Press release 9.12.2009
A study by the Ecofys Institute, commissioned by the Greens/EFA group and launched in European Parliament, has revealed the EU’s claims to be the leader in international climate policy to be a myth.
The study*, which looks at both past climate policies and current pledges, serves to further underline the need for the EU to up its pledges on emissions reductions and climate financing in order to live up to its claims and goals on climate change.
At the launch of the study, Finnish Green MEP Satu Hassi, a member of the European Parliament delegation to the UN climate summit in Copenhagen, said:
“This study reveals the EU’s proclaimed leadership in international climate policy to be a myth. The EU’s past emissions reductions have been more down to coincidence than proactive policies, while its current pledges fall short of its own goals and are behind the pledges of other countries.
“The EU must immediately improve its reductions commitment to at least 30%. This step towards meeting its responsibilities would catalyse improved commitments from other countries in Copenhagen and help to reach global commitments that are in line with limiting warming to 2°C.
“The EU is coasting on statistical anomalies. Around half the emissions reductions that have occurred in the EU to date have been the result of the collapse of former Soviet industries and the economic recession, rather than policy choices. The EU’s emissions trading scheme risks being an ineffective instrument of climate policy unless the EU adopts more ambitious emissions reduction targets. Its pledges also fare poorly when compared with those of some industrialised countries (like Japan) and, particularly, emerging economies.”
Dutch Green MEP Bas Eickhout, also a member of the European Parliament delegation to the UN climate summit in Copenhagen, added:
“The EU must commit to an unconditional target to reduce its emissions 30% by 2020 from 1990 levels without delay in order to restore its credibility in the UN climate talks. Even this target would not be consistent with the EU goal of limiting warming to 2°C. This would require the EU to promise emissions reductions of at least 40% by 2020. On top of this, the emissions reductions must be delivered domestically and not simply offset by purchasing credits.

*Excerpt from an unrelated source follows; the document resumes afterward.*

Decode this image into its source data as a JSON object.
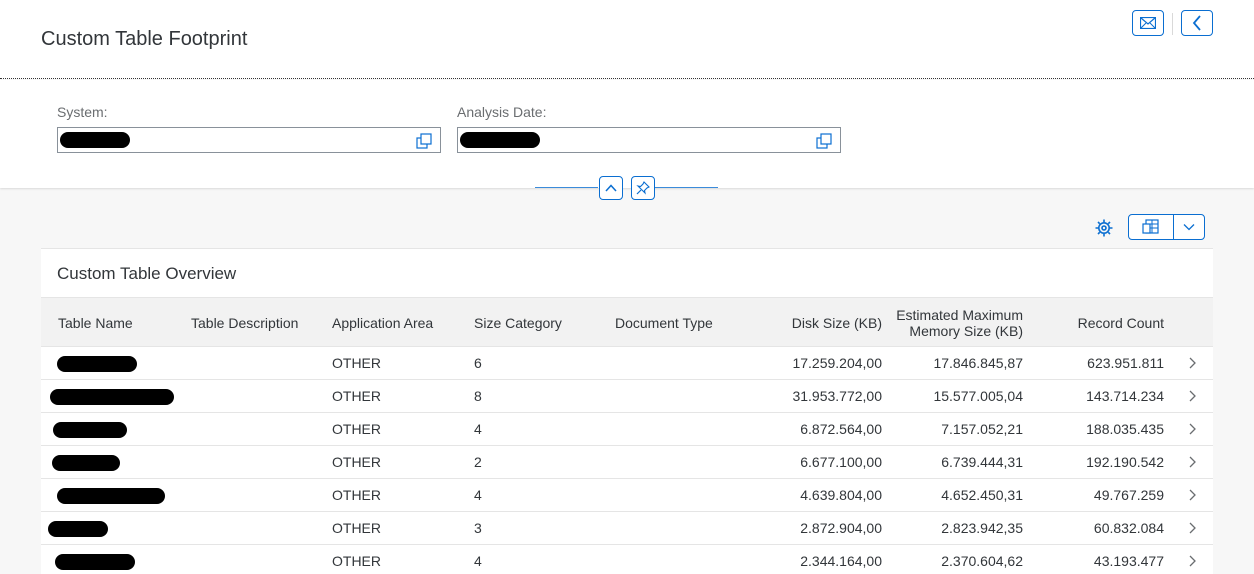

“The continued failure of the EU to live up to its responsibility and commit to providing a sufficient amount of financing for climate change mitigation and adaptation in developing countries is another major shadow over the EU’s position. This study makes clear that the EU share of public financing as part of a fair and sufficient climate deal would be around one-third. The EU must step up to the plate and commit to providing at least €30 billion per annum by 2020 (as advocated by the EP environment committee) and immediate pledges for the fast track financing as soon as possible.”

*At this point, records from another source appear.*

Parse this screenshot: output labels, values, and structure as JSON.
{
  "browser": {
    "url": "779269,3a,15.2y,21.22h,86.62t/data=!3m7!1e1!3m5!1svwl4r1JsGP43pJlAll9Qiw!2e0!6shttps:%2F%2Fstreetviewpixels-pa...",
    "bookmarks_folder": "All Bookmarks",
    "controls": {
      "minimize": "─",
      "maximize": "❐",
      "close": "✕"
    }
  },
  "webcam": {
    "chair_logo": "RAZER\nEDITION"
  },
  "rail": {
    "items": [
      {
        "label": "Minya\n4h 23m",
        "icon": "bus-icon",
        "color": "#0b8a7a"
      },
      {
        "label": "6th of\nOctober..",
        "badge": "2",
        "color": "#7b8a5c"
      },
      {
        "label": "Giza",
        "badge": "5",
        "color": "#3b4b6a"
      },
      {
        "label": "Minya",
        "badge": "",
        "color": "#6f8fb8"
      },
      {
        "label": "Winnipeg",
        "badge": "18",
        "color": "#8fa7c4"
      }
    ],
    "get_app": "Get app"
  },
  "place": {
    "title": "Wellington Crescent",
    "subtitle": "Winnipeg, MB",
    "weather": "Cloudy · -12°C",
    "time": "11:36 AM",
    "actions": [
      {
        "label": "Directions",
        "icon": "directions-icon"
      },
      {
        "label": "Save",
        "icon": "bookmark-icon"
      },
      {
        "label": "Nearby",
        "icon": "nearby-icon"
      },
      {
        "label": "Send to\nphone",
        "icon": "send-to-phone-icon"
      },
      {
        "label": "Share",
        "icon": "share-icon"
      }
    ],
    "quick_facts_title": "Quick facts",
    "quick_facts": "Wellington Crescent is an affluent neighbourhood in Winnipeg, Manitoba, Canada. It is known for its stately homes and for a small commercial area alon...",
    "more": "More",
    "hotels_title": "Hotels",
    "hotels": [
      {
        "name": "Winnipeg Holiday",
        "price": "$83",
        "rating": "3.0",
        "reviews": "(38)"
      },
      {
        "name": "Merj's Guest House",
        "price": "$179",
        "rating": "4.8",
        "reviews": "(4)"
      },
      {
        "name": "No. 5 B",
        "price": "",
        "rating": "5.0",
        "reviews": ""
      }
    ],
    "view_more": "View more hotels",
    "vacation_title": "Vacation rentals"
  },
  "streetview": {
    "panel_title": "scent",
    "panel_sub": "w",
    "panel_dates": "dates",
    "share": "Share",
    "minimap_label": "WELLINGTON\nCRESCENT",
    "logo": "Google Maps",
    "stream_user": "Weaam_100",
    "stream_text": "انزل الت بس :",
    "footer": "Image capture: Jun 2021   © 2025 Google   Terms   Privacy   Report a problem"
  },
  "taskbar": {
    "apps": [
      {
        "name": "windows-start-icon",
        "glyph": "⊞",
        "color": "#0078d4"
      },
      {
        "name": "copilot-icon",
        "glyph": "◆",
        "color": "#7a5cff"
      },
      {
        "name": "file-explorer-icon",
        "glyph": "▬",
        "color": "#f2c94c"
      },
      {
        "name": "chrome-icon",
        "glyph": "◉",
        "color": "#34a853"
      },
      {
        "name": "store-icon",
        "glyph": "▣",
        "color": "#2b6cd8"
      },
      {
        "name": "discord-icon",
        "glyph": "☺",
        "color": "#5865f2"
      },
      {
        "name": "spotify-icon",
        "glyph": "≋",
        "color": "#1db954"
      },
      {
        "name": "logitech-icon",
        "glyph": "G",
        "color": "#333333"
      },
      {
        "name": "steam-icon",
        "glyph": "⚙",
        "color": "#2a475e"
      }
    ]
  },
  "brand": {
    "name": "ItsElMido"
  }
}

*Click for the study by the Ecofys Institute, experts in climate and energy policy.
Click for the political summary of the study.